There are changes at the California Air Resources Board (CARB). James Goldstene had been the Executive Officer at CARB since 2007 and has now moved to a new position. Richard Corey is now the new Executive Officer. If Corey’s name sounds familiar, it should. He was at one time the Chief of the Stationary Source Division that was responsible for Consumer Products. Most recently, Corey was Deputy Executive Officer under Goldstene. He is familiar with the challenges of Consumer Products; we look forward to working with him in his new position.
CARB is in the process of a rulemaking. Aerosol Coatings and Aerosol Adhesives are the categories being targeted for reductions in the volatile organic compound (VOC) limits. For Aerosol Coatings that are being regulated by Reactivity limits, the proposed maximum incremental reactivity (MIR) limits are extremely low for the general categories. These General categories are where the bulk of the VOC emissions are present. The Specialty categories will be capped for their MIR limits due to the low amount of emissions.
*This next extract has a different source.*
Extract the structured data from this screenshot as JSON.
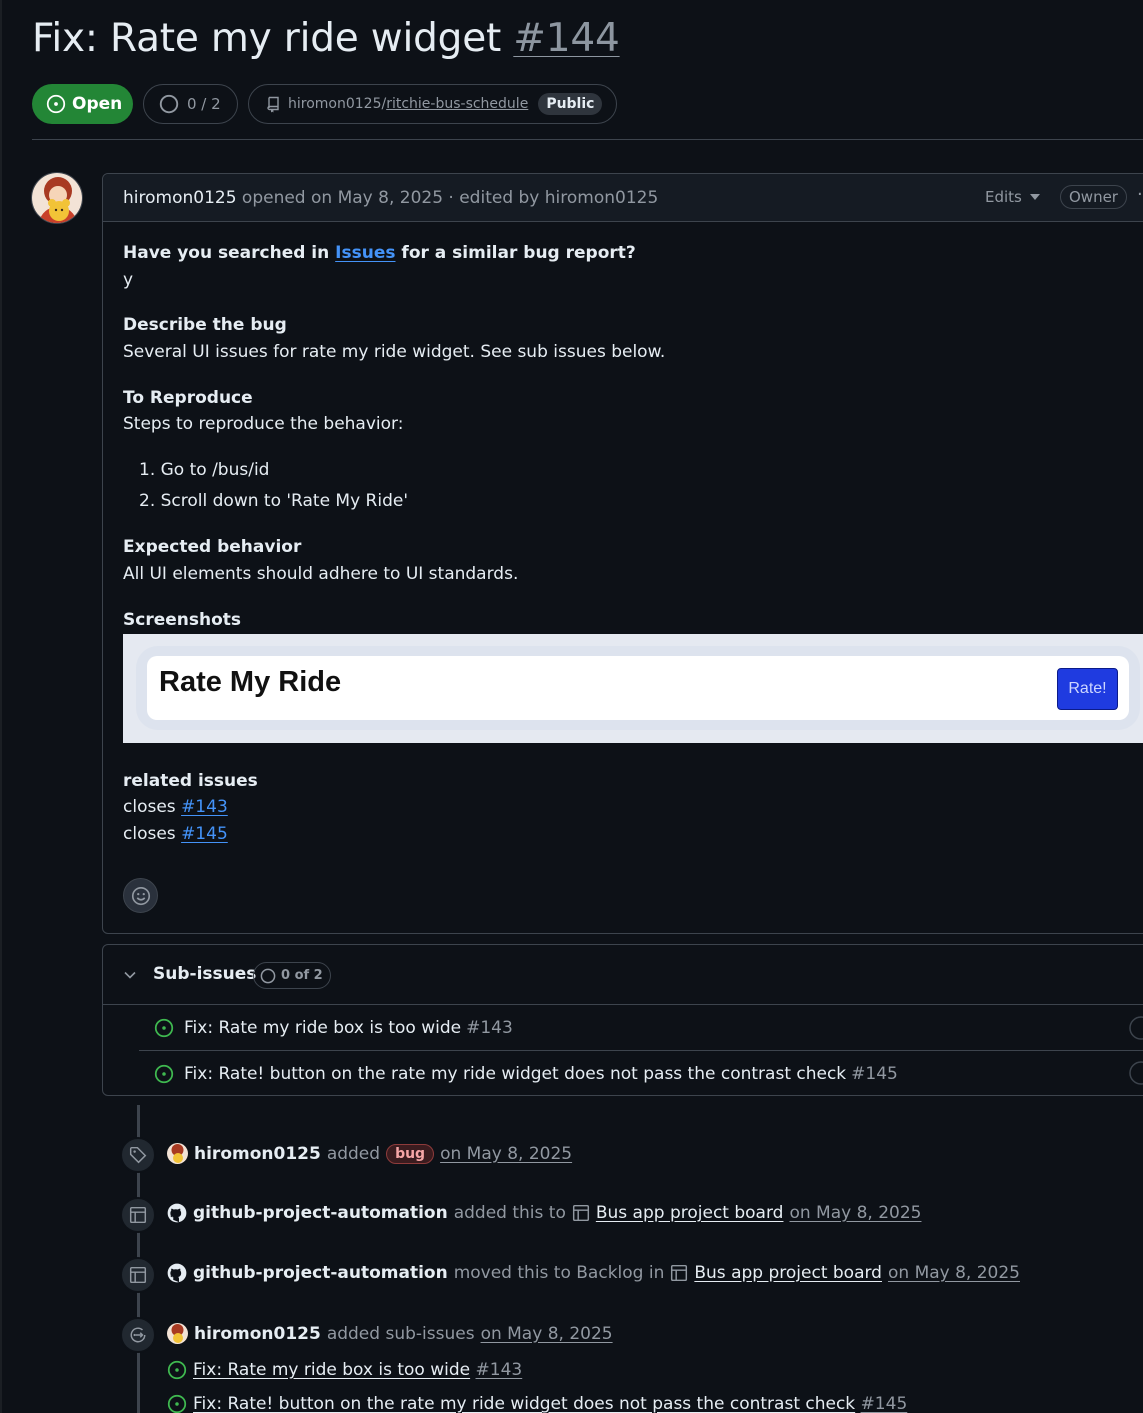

Industry and the staff are working on developing a reasonable, or at least technologically feasible, MIR limit for the General Coating categories. In addition, some new Specialty categories were added. When this rule making is adopted, all aerosol coatings will be regulated. What this means is that if your product meets the definition of an aerosol coating and is not specifically exempt from the rule, then the product needs to be placed into a category. This is a new twist to the rule, which was CARB’s intent all along, but now the wording is in place to enforce this concept. Therefore, make sure your products label reflect the proper category they are intended to be regulated in.
Another issue for Aerosol Coatings is the question of when the new MIR values (from Oct. 2, 2010) will be used? Industry is requesting that the MIR values be available for use on the day of adoption.
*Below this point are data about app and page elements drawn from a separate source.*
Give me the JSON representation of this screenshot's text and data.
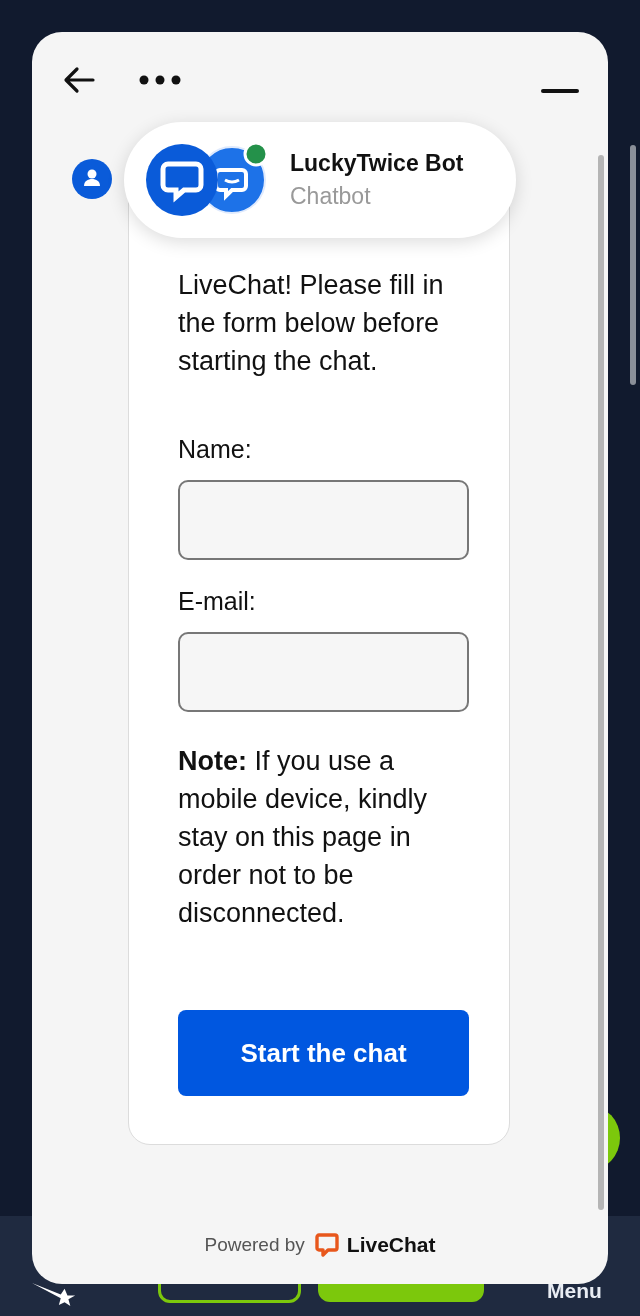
{
  "agent": {
    "name": "LuckyTwice Bot",
    "role": "Chatbot",
    "online": true
  },
  "message": {
    "text": "LiveChat! Please fill in the form below before starting the chat.",
    "fields": [
      {
        "label": "Name:"
      },
      {
        "label": "E-mail:"
      }
    ],
    "note": "**Note:** If you use a mobile device, kindly stay on this page in order not to be disconnected.",
    "button": "Start the chat"
  },
  "footer": {
    "powered": "Powered by",
    "brand": "LiveChat"
  },
  "page": {
    "menu_label": "Menu"
  }
}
Aerosol Adhesives proposed VOC limits are very low mass-based limits. The amounts of VOC reductions from these categories is very low. Industry needs to work with CARB to determine if these limits are technologically feasible. Currently, the complying market share is extremely low for these categories.
In addition to the above areas of concern, remember the following:
- The LVP-VOC issue. CARB has proposed regulating a couple of categories that would remove the LVP-VOC provision. Currently, CARB is proposing a study to research LVPs. On March 21, 2013, industry members supported this research study. Industries position is that no category should have the LVP-VOC provision removed, until the research is finished. Remember, if it is not your category now it may be in the future.
- HFO 1234ze is under consideration for VOC exemption. The compound is VOC exempt from the EPA. Industry is supporting a VOC exemption.
- Some category definitions are being changed, especially in the coatings regulation. Review these changes to see how they affect your products.
- We need category definitions clarified! Now is the time to request changes from CARB.
A workshop was held on April 26 and is likely be the last one. The Board Hearing for this rulemaking is scheduled for July 26, 2013.
Other VOC Jurisdictions
Canada is working on a VOC Consumer Products Regulation and will likely take all of 2013 to take comments and work on changes to their regulation. I encourage you to review their proposal and comment.
Utah is on a much faster track to adopt their Consumer Products regulation. Their comment period closed April 1, 2013. Their proposed regulation is at
The rumor is that the Dept. of Toxic Substance Control (DTSC) will send out their Green Chemistry Regulation (called the Safer Consumer Products Regulation) for one more comment period. DTSC will likely make some changes on their current rule and then release it for a short, likely 15-day comment period. Spray